Study in Shah-i Zindah Mosque. Samarkand


The necropolis of Shah-i Zindah (Persian for “living king”) was revered as a memorial to Kusam-ibn-Abbas, a cousin of the Prophet Mohammad. Shown in this photographic detail (what the photographer called an “etude”) is apparently a structure known simply as the Octahedron, in the middle group of mausolea. Ceramic tiles decorate the surface both inside and out. Above the pointed arch are remnants of a floral pattern in faience. Visible through the doorway are red poppies in profuse bloom, which cover the hillside on which the Shah-i Zindah ensemble complex is located. The image is by Russian photographer Sergei Mikhailovich Prokudin-Gorskii (1863–1944), who used a special color photography process to create a visual record of the Russian Empire in the early 20th century. Some of Prokudin-Gorskii’s photographs date from about 1905, but the bulk of his work is from between 1909 and 1915, when, with the support of Tsar Nicholas II and the Ministry of Transportation, he undertook extended trips through many different parts of the empire. Prokudin-Gorskii was particularly interested in recently acquired territories of the Russian Empire such as Turkestan, which he visited on a number of occasions, including two trips in 1911. He gave special attention to the Islamic architecture of Samarkand (present-day Uzbekistan), such as 14th and 15th-century monuments from the reign of Timur (Tamerlane) and his successors.
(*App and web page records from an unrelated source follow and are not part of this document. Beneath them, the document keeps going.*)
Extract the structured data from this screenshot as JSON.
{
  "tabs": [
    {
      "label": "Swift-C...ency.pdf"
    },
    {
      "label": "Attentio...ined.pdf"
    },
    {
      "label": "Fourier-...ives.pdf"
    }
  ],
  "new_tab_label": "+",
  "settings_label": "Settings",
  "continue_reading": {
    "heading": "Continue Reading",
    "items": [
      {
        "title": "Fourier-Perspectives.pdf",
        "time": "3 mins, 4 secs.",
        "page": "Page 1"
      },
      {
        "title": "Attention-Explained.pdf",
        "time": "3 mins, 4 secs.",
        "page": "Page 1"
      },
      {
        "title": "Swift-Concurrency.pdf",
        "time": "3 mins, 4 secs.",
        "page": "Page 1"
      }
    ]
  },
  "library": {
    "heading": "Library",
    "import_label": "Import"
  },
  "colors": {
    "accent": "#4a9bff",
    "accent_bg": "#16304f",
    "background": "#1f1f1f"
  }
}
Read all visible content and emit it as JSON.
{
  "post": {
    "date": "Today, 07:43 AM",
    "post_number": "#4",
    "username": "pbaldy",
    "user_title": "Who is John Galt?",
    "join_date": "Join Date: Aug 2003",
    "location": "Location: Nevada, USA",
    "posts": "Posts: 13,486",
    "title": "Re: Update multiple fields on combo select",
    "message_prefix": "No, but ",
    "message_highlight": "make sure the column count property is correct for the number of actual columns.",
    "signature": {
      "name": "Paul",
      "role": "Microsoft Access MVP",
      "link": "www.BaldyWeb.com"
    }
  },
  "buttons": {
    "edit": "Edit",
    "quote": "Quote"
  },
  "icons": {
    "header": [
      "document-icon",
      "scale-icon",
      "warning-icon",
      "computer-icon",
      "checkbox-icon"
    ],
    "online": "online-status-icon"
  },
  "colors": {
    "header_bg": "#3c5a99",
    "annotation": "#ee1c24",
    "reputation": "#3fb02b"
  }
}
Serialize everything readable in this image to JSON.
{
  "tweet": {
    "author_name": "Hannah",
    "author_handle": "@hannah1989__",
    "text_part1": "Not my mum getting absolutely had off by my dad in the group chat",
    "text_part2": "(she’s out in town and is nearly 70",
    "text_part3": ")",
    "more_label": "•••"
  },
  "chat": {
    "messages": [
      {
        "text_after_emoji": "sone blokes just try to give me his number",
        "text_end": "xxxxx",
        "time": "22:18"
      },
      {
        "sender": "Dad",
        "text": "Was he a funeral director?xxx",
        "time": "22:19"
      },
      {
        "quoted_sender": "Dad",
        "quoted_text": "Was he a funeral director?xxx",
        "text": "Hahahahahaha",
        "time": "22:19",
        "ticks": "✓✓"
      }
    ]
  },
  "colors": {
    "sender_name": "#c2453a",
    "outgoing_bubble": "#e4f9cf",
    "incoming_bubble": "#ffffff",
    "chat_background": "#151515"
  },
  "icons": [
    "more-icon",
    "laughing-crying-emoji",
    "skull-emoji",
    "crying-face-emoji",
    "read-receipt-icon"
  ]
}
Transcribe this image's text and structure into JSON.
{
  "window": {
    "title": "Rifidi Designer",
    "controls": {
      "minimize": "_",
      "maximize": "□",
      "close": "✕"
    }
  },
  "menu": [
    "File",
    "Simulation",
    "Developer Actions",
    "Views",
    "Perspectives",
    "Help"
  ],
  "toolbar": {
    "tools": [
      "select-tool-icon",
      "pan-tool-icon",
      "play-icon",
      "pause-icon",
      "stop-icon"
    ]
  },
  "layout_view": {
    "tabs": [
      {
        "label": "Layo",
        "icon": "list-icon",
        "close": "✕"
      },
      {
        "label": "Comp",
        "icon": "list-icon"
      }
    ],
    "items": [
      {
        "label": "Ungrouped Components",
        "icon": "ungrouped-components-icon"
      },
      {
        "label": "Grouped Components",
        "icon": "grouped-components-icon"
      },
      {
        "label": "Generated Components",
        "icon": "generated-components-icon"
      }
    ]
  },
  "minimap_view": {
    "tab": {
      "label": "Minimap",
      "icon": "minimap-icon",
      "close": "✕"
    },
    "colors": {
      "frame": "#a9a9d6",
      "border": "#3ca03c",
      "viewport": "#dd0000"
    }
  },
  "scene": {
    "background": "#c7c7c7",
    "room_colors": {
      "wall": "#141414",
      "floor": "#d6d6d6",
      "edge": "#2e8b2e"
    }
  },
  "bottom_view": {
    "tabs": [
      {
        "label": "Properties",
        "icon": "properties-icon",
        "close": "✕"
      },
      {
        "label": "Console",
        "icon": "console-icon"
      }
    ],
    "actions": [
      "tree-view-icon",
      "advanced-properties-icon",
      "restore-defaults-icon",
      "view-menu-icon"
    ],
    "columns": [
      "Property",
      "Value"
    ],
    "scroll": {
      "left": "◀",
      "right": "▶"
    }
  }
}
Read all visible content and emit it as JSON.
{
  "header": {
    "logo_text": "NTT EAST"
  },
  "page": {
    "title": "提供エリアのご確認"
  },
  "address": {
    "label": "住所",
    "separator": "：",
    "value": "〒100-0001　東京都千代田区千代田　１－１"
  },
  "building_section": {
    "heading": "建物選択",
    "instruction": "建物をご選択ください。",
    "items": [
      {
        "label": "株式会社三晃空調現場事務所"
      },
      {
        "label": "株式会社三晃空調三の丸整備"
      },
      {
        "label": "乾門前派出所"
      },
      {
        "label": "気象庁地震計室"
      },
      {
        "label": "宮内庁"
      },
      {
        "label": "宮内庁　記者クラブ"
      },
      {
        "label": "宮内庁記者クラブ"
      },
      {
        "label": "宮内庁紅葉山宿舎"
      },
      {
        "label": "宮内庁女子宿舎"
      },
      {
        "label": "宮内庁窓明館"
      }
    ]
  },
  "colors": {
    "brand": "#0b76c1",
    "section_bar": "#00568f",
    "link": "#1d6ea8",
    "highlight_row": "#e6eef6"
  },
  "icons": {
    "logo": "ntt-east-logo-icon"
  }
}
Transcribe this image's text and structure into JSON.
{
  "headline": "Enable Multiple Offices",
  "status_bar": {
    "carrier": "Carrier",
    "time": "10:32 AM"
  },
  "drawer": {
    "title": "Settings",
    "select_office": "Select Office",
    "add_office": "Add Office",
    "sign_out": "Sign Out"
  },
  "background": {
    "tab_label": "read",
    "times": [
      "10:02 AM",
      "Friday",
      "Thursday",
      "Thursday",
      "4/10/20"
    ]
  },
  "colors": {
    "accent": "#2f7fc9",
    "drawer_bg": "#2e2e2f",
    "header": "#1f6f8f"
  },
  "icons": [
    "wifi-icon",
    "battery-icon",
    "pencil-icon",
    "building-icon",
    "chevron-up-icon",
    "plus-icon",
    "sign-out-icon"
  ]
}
Date Created

Subject Date

Title in Original Language

Этюд в м. Шах-Зинде. Самарканд

Type of Item

Physical Description

Glass negative (presented as a digital color composite)


  • Prokudin-Gorskii’s photographic work survives primarily in two forms: 1,901 black-and-white triple-frame glass plate negatives, made with color separation filters, which Prokudin-Gorskii used to make color prints and lantern slides; and 12 albums of sepia-tone prints, made from the glass negatives, which Prokudin-Gorskii compiled as a record of his travels and studies. The Library of Congress purchased the glass plate negatives and the albums from the Prokudin-Gorskii family in 1948. In 2004, the Library of Congress had digital color composites made from all the surviving glass negatives using a software algorithm to automatically align the color components. As with most historical photographs, title and subject identifications are corrected and enhanced through new research. Current information on the collection is at

Last updated: September 30, 2016